* Given records
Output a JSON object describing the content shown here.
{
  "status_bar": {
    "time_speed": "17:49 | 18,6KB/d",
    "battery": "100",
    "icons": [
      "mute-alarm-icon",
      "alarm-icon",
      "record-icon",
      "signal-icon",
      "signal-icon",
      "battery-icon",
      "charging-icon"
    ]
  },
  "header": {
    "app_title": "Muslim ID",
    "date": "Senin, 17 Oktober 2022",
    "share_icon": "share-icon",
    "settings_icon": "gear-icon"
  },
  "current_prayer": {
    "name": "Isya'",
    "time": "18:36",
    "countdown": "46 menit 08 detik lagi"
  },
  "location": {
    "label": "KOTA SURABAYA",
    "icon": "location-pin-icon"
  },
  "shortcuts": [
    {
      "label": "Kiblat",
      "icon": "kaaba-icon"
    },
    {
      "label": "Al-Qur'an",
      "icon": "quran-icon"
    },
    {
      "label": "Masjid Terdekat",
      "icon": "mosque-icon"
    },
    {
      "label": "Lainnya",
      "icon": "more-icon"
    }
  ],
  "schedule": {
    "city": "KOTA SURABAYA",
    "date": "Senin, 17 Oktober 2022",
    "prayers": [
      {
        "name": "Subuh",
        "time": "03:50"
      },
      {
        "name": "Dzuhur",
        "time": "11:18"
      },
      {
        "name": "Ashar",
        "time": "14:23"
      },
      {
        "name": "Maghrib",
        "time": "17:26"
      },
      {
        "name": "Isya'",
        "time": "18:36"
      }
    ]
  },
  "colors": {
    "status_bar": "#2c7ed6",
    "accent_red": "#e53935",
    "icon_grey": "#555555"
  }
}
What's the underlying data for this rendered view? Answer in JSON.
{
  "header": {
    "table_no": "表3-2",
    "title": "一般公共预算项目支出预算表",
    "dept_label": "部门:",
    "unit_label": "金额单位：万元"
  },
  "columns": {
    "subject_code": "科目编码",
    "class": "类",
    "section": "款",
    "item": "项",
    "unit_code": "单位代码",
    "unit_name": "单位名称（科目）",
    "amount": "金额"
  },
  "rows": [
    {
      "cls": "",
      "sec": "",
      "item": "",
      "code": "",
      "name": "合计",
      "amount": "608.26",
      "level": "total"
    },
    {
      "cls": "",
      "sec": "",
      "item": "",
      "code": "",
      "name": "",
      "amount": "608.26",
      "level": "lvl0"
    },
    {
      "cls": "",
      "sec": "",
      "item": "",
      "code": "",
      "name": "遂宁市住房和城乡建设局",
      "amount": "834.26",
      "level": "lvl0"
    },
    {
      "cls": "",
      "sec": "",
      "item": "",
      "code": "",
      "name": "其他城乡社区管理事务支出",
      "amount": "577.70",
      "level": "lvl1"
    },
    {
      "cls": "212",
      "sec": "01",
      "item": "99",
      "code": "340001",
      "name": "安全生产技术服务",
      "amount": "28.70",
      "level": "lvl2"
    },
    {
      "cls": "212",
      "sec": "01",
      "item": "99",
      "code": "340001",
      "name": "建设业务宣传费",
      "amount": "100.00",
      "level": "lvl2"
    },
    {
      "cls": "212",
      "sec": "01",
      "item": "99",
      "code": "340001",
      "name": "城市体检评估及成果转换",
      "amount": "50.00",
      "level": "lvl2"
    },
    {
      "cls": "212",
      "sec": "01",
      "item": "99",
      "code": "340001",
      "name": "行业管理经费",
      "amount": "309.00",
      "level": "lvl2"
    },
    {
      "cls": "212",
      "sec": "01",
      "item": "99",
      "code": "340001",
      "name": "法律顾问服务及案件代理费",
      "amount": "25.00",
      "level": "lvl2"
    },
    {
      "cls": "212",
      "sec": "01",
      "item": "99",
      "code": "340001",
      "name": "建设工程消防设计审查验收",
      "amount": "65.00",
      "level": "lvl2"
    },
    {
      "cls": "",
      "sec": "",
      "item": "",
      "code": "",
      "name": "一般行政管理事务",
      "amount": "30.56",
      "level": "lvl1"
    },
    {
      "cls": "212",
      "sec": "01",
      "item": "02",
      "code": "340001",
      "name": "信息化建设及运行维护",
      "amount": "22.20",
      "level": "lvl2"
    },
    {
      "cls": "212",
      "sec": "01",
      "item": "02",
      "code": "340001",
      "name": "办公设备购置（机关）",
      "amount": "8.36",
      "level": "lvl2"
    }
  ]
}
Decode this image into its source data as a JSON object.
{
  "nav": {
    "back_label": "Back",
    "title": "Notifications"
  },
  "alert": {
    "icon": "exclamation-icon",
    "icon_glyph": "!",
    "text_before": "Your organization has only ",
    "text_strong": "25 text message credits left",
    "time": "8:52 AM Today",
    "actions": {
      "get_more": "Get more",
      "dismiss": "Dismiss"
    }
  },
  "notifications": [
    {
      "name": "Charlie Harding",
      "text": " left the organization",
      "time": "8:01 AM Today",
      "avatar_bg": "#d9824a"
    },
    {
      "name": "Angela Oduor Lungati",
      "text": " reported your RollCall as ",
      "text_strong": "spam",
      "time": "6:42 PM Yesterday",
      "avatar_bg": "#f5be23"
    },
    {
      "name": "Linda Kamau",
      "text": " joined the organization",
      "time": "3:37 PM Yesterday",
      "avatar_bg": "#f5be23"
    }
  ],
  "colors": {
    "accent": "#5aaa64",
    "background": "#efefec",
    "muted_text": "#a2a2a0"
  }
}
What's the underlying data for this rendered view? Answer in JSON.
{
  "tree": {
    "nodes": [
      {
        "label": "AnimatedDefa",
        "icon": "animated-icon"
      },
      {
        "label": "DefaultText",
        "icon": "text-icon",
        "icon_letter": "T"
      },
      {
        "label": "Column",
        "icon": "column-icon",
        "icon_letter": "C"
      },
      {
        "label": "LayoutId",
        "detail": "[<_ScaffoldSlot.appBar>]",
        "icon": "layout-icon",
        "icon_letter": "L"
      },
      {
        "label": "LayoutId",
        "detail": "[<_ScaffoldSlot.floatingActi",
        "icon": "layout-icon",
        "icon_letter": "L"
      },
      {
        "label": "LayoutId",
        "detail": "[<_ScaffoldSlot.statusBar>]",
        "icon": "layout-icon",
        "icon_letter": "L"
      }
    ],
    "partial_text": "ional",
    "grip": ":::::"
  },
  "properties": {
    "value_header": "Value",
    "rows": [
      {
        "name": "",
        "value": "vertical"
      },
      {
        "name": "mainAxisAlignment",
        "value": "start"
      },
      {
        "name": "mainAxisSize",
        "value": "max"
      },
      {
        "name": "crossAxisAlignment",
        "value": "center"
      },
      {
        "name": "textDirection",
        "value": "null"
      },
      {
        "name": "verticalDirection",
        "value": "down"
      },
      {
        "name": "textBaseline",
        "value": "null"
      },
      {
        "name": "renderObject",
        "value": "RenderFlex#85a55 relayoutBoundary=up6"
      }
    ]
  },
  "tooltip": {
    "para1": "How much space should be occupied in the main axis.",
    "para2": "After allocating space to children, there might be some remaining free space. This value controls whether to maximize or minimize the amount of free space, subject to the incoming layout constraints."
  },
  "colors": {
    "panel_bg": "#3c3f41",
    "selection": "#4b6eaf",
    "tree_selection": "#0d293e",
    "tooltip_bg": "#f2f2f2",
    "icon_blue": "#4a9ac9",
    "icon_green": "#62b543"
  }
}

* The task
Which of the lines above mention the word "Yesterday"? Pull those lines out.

* Exercise answer
      "time": "6:42 PM Yesterday",
      "time": "3:37 PM Yesterday",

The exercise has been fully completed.